Day 202, (continued). I had to walk around the decaying buildings and wait for about an hour while our bus came through. Then although there was a shiny new smooth road from the border, we had to follow the old dusty, bumpy, cobble stoned one, bizarre. After a short time we arrived in the border town of Copacabana on the shores of Lake Titicaca where this first bus dropped us off. The town is bit of a dust bowl with many half finished concrete buildings and roads which are nothing more than dirt tracks. It also appeared to be full of spaced out backpackers with dreadlocks and rainbow coloured jumpers. After an hour of walking around and taking in the sights a second bus picked me up for the journey on to La Paz. The bus headed to the Tiquina Strait which is a particularly narrow part of Lake Titicaca that we had to cross to continue our journey to La Paz. At the lake we had to take a separate foot passenger boat and pay 1 boliviano to some dodgy looking guys in Bolivian navy uniform for the pleasure while our minibus was driven onto something which was nothing more than a little wooden raft barely big enough to take its weight. The raft was then pushed across the lake with a big stick, or punted as you might say if you’re posh.
For the rest of the journey an oldish Italian bloke on the bus started talking to me followed by an old Austrian ‘gentleman’. As I was the only British person on the bus they found this the perfect opportunity to have a go at all things British and took great pleasure in chastising me over the fact that Britain had no culture. This was constant, and the Austrian would not let up, I don’t think he liked the British much. He came out with some quite racist comments arguing that the reason Britain had lost its culture was because we “had allowed immigrants to take over the country.” I was quite shocked at this as the UK has a clear cultural identity, and part of it is the mix and diversity of cultures which adds positively to it. I argued this but he just replied “too many ‘other’ people.” I suppose I shouldn’t have been surprised with his attitude, Austria keeps voting in fascist politicians and governments and has relatively few non European immigrants outside of Vienna.

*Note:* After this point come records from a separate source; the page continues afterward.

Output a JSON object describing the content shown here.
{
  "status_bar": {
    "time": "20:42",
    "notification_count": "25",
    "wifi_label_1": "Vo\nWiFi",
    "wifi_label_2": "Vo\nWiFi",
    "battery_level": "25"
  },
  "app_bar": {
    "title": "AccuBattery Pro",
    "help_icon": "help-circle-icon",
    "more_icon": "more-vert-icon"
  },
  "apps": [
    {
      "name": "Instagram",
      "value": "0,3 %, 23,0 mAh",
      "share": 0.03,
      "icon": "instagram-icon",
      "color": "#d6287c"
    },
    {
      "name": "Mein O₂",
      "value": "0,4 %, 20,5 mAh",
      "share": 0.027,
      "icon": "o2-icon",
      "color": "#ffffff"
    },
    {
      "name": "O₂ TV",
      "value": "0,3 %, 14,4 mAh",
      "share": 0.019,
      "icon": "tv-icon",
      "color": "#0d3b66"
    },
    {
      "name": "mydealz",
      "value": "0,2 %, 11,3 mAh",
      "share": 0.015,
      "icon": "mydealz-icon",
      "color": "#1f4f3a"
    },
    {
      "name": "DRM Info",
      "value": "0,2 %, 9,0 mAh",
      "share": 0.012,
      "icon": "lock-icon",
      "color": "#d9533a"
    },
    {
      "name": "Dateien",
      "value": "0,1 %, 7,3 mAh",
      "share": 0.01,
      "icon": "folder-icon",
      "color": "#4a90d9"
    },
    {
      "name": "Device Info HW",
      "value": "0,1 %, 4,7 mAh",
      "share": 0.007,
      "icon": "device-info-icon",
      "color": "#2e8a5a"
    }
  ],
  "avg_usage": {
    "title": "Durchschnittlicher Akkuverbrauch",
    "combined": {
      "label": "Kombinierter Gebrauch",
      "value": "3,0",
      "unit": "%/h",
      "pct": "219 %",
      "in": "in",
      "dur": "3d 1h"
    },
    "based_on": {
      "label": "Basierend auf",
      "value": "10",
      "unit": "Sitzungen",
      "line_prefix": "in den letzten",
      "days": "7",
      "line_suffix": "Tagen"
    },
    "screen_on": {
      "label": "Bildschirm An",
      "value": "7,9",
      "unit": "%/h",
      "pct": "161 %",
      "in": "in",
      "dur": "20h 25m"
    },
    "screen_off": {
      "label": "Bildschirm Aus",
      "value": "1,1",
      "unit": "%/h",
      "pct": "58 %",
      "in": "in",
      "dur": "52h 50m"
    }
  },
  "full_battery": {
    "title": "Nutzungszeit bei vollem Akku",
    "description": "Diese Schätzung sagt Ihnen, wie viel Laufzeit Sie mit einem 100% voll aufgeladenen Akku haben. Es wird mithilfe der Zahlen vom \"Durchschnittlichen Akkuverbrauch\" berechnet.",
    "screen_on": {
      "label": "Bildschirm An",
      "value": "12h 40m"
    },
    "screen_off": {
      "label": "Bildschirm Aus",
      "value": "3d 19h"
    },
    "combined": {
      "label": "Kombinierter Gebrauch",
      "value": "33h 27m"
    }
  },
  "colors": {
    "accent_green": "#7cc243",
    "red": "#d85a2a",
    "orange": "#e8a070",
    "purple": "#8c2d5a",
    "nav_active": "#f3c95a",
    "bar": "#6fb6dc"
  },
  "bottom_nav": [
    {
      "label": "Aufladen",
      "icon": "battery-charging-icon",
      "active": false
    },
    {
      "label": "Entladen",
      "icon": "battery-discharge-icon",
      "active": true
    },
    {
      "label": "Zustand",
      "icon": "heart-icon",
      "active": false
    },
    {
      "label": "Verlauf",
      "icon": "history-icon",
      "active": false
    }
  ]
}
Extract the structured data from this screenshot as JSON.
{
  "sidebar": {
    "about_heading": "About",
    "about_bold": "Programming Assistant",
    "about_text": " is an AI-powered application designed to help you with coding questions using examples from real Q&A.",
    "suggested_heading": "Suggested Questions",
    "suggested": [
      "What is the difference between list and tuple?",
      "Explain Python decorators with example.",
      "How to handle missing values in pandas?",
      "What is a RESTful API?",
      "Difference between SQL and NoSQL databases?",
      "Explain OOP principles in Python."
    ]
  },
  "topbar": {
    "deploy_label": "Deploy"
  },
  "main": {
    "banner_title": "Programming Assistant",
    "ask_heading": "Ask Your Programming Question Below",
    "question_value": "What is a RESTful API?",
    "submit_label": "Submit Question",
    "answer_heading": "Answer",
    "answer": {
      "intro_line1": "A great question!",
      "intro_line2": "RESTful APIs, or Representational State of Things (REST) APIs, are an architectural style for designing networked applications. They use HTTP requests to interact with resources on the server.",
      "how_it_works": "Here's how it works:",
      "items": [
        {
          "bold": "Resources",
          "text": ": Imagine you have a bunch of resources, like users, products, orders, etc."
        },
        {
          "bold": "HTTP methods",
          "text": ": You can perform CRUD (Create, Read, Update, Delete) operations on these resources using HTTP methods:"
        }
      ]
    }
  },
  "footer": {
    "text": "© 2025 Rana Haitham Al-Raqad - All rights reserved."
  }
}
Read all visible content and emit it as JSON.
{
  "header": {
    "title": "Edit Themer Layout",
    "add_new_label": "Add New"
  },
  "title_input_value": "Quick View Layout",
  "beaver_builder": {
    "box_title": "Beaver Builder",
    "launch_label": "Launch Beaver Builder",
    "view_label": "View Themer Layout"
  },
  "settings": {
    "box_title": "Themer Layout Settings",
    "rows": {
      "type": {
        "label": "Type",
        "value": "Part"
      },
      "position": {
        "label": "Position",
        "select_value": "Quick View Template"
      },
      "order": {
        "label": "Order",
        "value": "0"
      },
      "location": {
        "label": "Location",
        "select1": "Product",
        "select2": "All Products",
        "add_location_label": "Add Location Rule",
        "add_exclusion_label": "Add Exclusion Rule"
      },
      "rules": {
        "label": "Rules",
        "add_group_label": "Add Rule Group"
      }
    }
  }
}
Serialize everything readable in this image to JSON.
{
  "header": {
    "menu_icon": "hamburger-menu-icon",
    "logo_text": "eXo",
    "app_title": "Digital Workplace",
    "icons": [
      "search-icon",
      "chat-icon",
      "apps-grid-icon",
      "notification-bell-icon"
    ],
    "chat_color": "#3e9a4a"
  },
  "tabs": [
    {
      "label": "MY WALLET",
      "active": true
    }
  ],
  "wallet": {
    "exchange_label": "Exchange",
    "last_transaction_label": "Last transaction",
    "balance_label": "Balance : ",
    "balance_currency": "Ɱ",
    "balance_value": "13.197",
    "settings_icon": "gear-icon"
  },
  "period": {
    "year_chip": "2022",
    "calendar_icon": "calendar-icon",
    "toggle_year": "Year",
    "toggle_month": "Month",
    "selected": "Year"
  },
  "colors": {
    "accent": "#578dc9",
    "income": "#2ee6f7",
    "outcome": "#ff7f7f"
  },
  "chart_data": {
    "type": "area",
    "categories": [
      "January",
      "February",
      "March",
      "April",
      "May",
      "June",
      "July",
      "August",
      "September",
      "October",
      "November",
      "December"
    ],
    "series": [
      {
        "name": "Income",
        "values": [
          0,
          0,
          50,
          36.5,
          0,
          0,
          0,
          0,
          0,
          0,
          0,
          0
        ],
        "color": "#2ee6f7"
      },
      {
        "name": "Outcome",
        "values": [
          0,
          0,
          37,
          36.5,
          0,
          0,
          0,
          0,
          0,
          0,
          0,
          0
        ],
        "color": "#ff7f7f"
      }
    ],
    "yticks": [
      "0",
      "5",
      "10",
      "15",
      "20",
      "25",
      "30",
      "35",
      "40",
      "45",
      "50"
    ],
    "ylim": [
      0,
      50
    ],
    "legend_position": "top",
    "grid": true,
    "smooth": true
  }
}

Culturally, two men clutching each other, one upside-down with thighs wrapped around the others waist smacking each other’s arses, while I may say, clad in tightly fitting leather Lederhosen, is not my idea of culture! It’s a couple of middle aged gay swingers!
Eventually we entered La Paz and I have to admit I was feeling very vulnerable at this point. It just seemed to be one massive shanty town going on for miles and miles. But then after twenty minutes we cleared this area of extreme poverty called ‘El Alto’ and came to the edge of a huge valley. The view was stunning and a must see on any journey here, as the guidebooks all say, the first view is unforgettable. It seemed as if the centre of La Paz was a mile below us, stood there like a city built in the bottom of a massive crater. I was mesmerised at the view, but happy that La Paz, 400 metres below, was not as scary as I first thought.
Because I was unsure where the bus had dropped me off I grabbed a taxi from the bus office to the hostel I wanted to go to. The hostel is an unusual place which seems to be run by two old ladies who clearly enjoy their jobs. They dress in a way which wouldn’t look out of place in a 1960’s Spanish fashion show. Taking a little walk around town I saw a bizarre mix of people such as South American Indian women dressed in the traditional dress with their strange mini bowler hats selling extremely untraditional goods such as CD’s, stereos and TVs; next to them women in business suits would be walking home from their city jobs. This contrast between old and new ways of life seems a little unusual although it’s clear that there’s a racial divide between the business lady and the street seller with the former looking very much of Spanish origin. I think this would keep the Austrian guy happy, none of that diluting of cultures!
At night the expanse of the city surrounding the old centre can clearly be seen with houses all the way up the hill sides lit up. These go up so high above the centre that the lights from the windows almost look like stars in the night sky with which they actually eventually merge, an amazing manmade, but still captivating sight. In the hostel there’s a Danish boy in the room, he seems a bit weird which is made even worse by the fact he has an extremely lazy eye. He told me that he’s come over here to get married to his Bolivian Fiancée, although his story makes it sound more like he’s stalking her rather than dating. Why is he in the hostel and not with her, weird!